Differing cover letters
Bank of Queensland chief executive John Sutton. Photo: Ryan Stuart
Another puzzling element of Mr Arcaini's advice is the two remarkably different cover letters that exist for the Scanlons' statement of advice.
One letter is dated August 20, 2007. It is a generic cover letter that makes no reference to the sale of the Scanlon's Abbotsford property. It is attached to the statement of advice signed by the Scanlons on August 30, 2007.
The second letter, which is dated June 15, 2007 (2½ months before the couple signed their statement of advice) only came to light in 2013 after the Scanlons disputed their loan with BOQ.
It is the second letter, which the Scanlons say they never received, that is now being enforced by the bank.
The letter states: "In order to make the undeducted contribution, you would like to borrow the $1.5 million using the property at 60-62 Hoddle Street Abbotsford as security, allowing you to proceed with the sale in an orderly manner. On settlement for the property the proceeds will be used immediately to extinguish the loan. This enables you to take advantage of the opportunity with the current superannuation rule whilst allowing you time to properly market the property without undertaking a firesale".
A letter from BOQ chief Jon Sutton shows the bank has launched two investigations into the Scanlons' claim finding both times that their claim was without merit.

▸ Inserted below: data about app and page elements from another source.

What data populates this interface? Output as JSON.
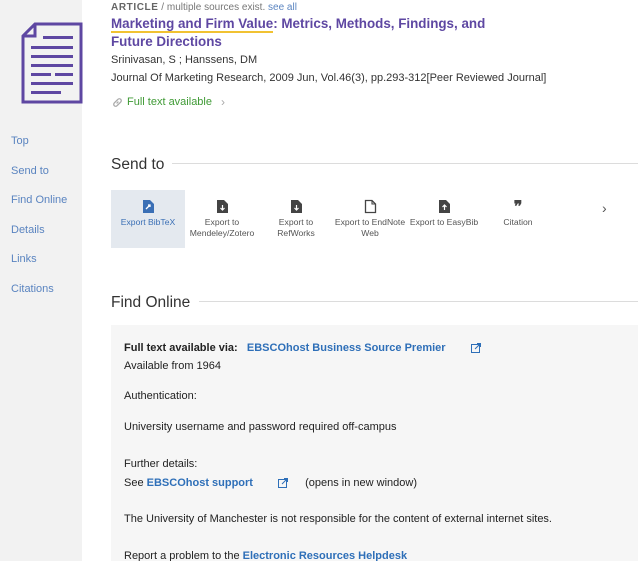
{
  "article": {
    "type": "ARTICLE",
    "multi_sources": " / multiple sources exist.",
    "see_all": "see all",
    "title_highlight": "Marketing and Firm Value",
    "title_rest": ": Metrics, Methods, Findings, and Future Directions",
    "authors": "Srinivasan, S ; Hanssens, DM",
    "journal": "Journal Of Marketing Research, 2009 Jun, Vol.46(3), pp.293-312[Peer Reviewed Journal]",
    "full_text": "Full text available"
  },
  "sidebar": {
    "items": [
      "Top",
      "Send to",
      "Find Online",
      "Details",
      "Links",
      "Citations"
    ]
  },
  "send_to": {
    "title": "Send to",
    "items": [
      {
        "label": "Export BibTeX",
        "icon": "export-bibtex-icon"
      },
      {
        "label": "Export to Mendeley/Zotero",
        "icon": "document-icon"
      },
      {
        "label": "Export to RefWorks",
        "icon": "document-icon"
      },
      {
        "label": "Export to EndNote Web",
        "icon": "document-outline-icon"
      },
      {
        "label": "Export to EasyBib",
        "icon": "document-icon"
      },
      {
        "label": "Citation",
        "icon": "quote-icon"
      }
    ],
    "next": "›"
  },
  "find_online": {
    "title": "Find Online",
    "full_text_label": "Full text available via:",
    "provider": "EBSCOhost Business Source Premier",
    "available_from": "Available from 1964",
    "auth_label": "Authentication:",
    "auth_text": "University username and password required off-campus",
    "further_label": "Further details:",
    "see_prefix": "See ",
    "support_link": "EBSCOhost support",
    "opens_new": "(opens in new window)",
    "disclaimer": "The University of Manchester is not responsible for the content of external internet sites.",
    "report_prefix": "Report a problem to the ",
    "helpdesk_link": "Electronic Resources Helpdesk"
  },
  "colors": {
    "title": "#5e47a2",
    "link": "#2e6fb8",
    "green": "#3f9a35",
    "highlight": "#f1c232"
  }
}
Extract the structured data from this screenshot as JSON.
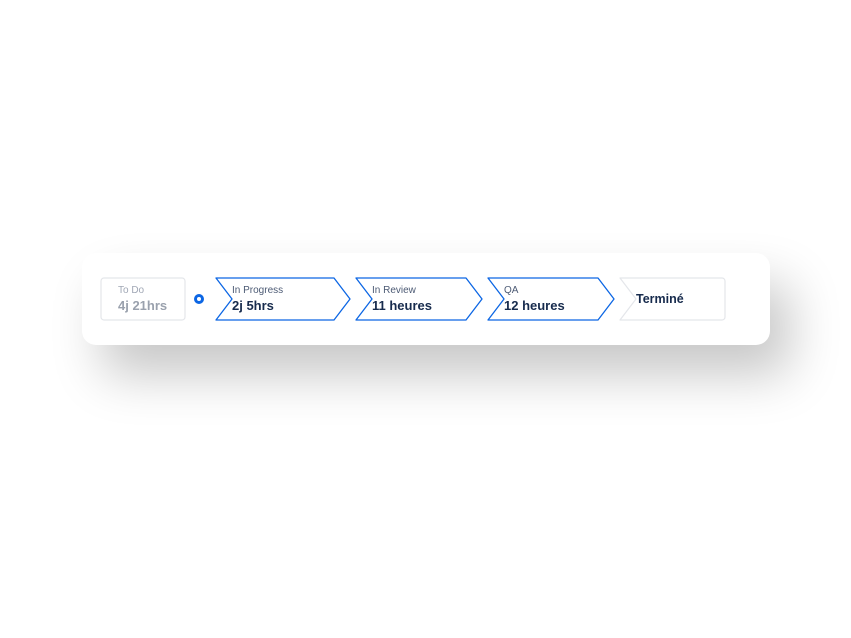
{
  "pipeline": {
    "stages": [
      {
        "id": "todo",
        "label": "To Do",
        "value": "4j 21hrs",
        "state": "muted"
      },
      {
        "id": "inprogress",
        "label": "In Progress",
        "value": "2j 5hrs",
        "state": "active"
      },
      {
        "id": "inreview",
        "label": "In Review",
        "value": "11 heures",
        "state": "active"
      },
      {
        "id": "qa",
        "label": "QA",
        "value": "12 heures",
        "state": "active"
      },
      {
        "id": "done",
        "label": "",
        "value": "Terminé",
        "state": "final"
      }
    ]
  },
  "colors": {
    "active_border": "#0C66E4",
    "muted_border": "#e4e6ea",
    "text_dark": "#172B4D",
    "text_muted": "#a0a7b5"
  }
}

"Whilst BOQ referred Mr and Mrs Scanlon to the Genesys dinner function in 2007 it played no active role in the decision by Mr and Mrs Scanlon to procure a Statement of Advice from Genesys," Mr Sutton wrote.
The letter makes no reference to the financial relationship between Mr Arcaini and the bank's Richmond branch.
Mr Sutton also claims the Scanlons sought an extension of time to sell the property in 2008, a claim which the Scanlons deny.
Regarding the settlement between the Scanlons and Mr Arcaini, Mr Sutton says: "We note that no corresponding reduction had been made to the BOQ facilities as a result of the settlement payment."
Mr Arcaini did not respond to a series of questions he requested be sent to him via email.